Leaders and Managers can use the Pareto Principle in a number of ways
The rule is named after Italian economist Vilfredo Pareto, who according to Wikipedia, observed in 1906 that 80% of the land in Italy was owned by 20% of the population; and that 20% of the pea pods in his garden contained 80% of the peas. In business, the principle is usually used to estimate that 20% of tasks produce 80% of the total work done.
I first came across the Pareto Principle when introducing a business management system in a process driven team. Working in the legal sector the processes were complex and varied. We also had literally thousands of processes which employees needed to know. In order to be able to physically measure and manage the top processes, we concentrated on the most frequently used work streams. What this meant was we measured around 20% of the processes, which actually produced 80% of the work. Not only did we measure these top 20% of processes, the exercise meant we could engineer these processes using lean principles to make sure they were super efficient. The application of the Pareto process was transformational in the way we managed and prioritised our work. As with anything there was a huge risk the team concentrated on the processes measured to the detriment to the thousands that weren’t, but in practice it didn’t really happen because the team simply were more focussed generally as a result of sorting the work/measurement into priorities.
The concept of the Pareto Principle sparked a great understanding for me in a whole host of management interventions. I used the principle when business planning when working out strategies and finally I used it when developing job roles and descriptions.

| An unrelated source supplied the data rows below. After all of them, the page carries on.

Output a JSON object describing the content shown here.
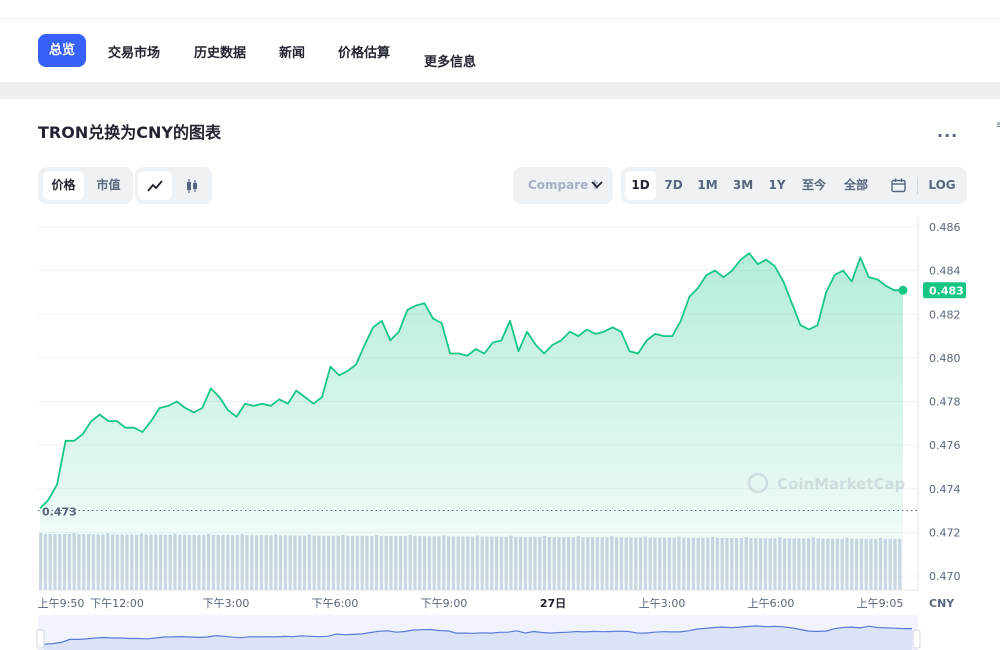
{
  "nav": {
    "tabs": [
      {
        "label": "总览",
        "active": true
      },
      {
        "label": "交易市场",
        "active": false
      },
      {
        "label": "历史数据",
        "active": false
      },
      {
        "label": "新闻",
        "active": false
      },
      {
        "label": "价格估算",
        "active": false
      },
      {
        "label": "更多信息",
        "active": false
      }
    ]
  },
  "title": "TRON兑换为CNY的图表",
  "more_label": "...",
  "edge_mark": "≡",
  "toolbar": {
    "metric_tabs": [
      {
        "label": "价格",
        "selected": true
      },
      {
        "label": "市值",
        "selected": false
      }
    ],
    "chart_type_icons": [
      "line-chart-icon",
      "candlestick-icon"
    ],
    "compare_label": "Compare t",
    "ranges": [
      {
        "label": "1D",
        "selected": true
      },
      {
        "label": "7D",
        "selected": false
      },
      {
        "label": "1M",
        "selected": false
      },
      {
        "label": "3M",
        "selected": false
      },
      {
        "label": "1Y",
        "selected": false
      },
      {
        "label": "至今",
        "selected": false
      },
      {
        "label": "全部",
        "selected": false
      }
    ],
    "calendar_icon": "calendar-icon",
    "log_label": "LOG"
  },
  "watermark": "CoinMarketCap",
  "colors": {
    "accent": "#3861fb",
    "line": "#16c784",
    "volume": "#cfd6e4",
    "navigator": "#5b7bd6"
  },
  "chart_data": {
    "type": "area",
    "currency_label": "CNY",
    "ylim": [
      0.4695,
      0.4865
    ],
    "y_ticks": [
      "0.486",
      "0.484",
      "0.482",
      "0.480",
      "0.478",
      "0.476",
      "0.474",
      "0.472",
      "0.470"
    ],
    "x_ticks": [
      "上午9:50",
      "下午12:00",
      "下午3:00",
      "下午6:00",
      "下午9:00",
      "27日",
      "上午3:00",
      "上午6:00",
      "上午9:05"
    ],
    "x_ticks_bold": [
      "27日"
    ],
    "current_value": "0.483",
    "open_value": "0.473",
    "series": [
      {
        "values": [
          0.4731,
          0.4735,
          0.4742,
          0.4762,
          0.4762,
          0.4765,
          0.4771,
          0.4774,
          0.4771,
          0.4771,
          0.4768,
          0.4768,
          0.4766,
          0.4771,
          0.4777,
          0.4778,
          0.478,
          0.4777,
          0.4775,
          0.4777,
          0.4786,
          0.4782,
          0.4776,
          0.4773,
          0.4779,
          0.4778,
          0.4779,
          0.4778,
          0.4781,
          0.4779,
          0.4785,
          0.4782,
          0.4779,
          0.4782,
          0.4796,
          0.4792,
          0.4794,
          0.4797,
          0.4806,
          0.4814,
          0.4817,
          0.4808,
          0.4812,
          0.4822,
          0.4824,
          0.4825,
          0.4818,
          0.4816,
          0.4802,
          0.4802,
          0.4801,
          0.4804,
          0.4802,
          0.4807,
          0.4808,
          0.4817,
          0.4803,
          0.4812,
          0.4806,
          0.4802,
          0.4806,
          0.4808,
          0.4812,
          0.481,
          0.4813,
          0.4811,
          0.4812,
          0.4814,
          0.4812,
          0.4803,
          0.4802,
          0.4808,
          0.4811,
          0.481,
          0.481,
          0.4817,
          0.4828,
          0.4832,
          0.4838,
          0.484,
          0.4837,
          0.484,
          0.4845,
          0.4848,
          0.4843,
          0.4845,
          0.4842,
          0.4835,
          0.4825,
          0.4815,
          0.4813,
          0.4815,
          0.483,
          0.4838,
          0.484,
          0.4835,
          0.4846,
          0.4837,
          0.4836,
          0.4833,
          0.4831,
          0.4831
        ]
      }
    ],
    "volume_bars": "uniform-high",
    "navigator": true
  }
}
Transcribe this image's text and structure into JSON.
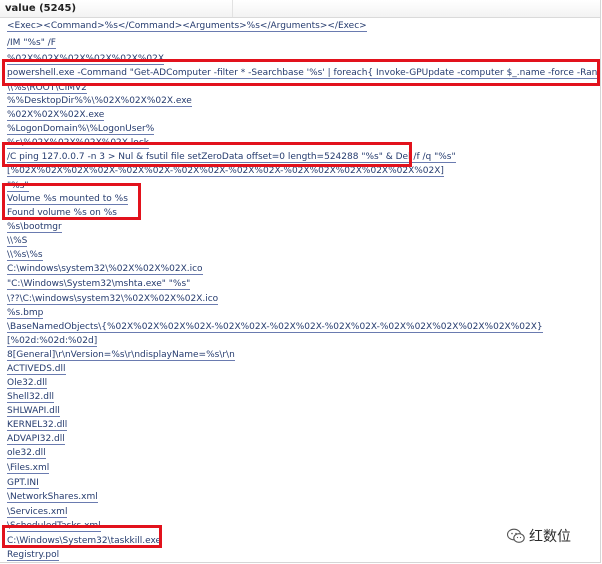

The Pareto principle can be used in any business and also in your personal life. If you have many household tasks to complete you can pick out the top 20% which are going to make the biggest difference and concentrate on those.
As with any model, there are always refinements. Perry Marshall in his fantastic book 80/20 Sales and Marketing goes further. He explains that you can apply the Pareto Principle to the Top 20%, so that you can further refine and focus on your most fruitful customers and develop a lucrative profile of targeting new customers. This approach could also be applied to processes and other work-related strategies to develop a targeted methodology to focus on the most productive, or most profitable areas of the business.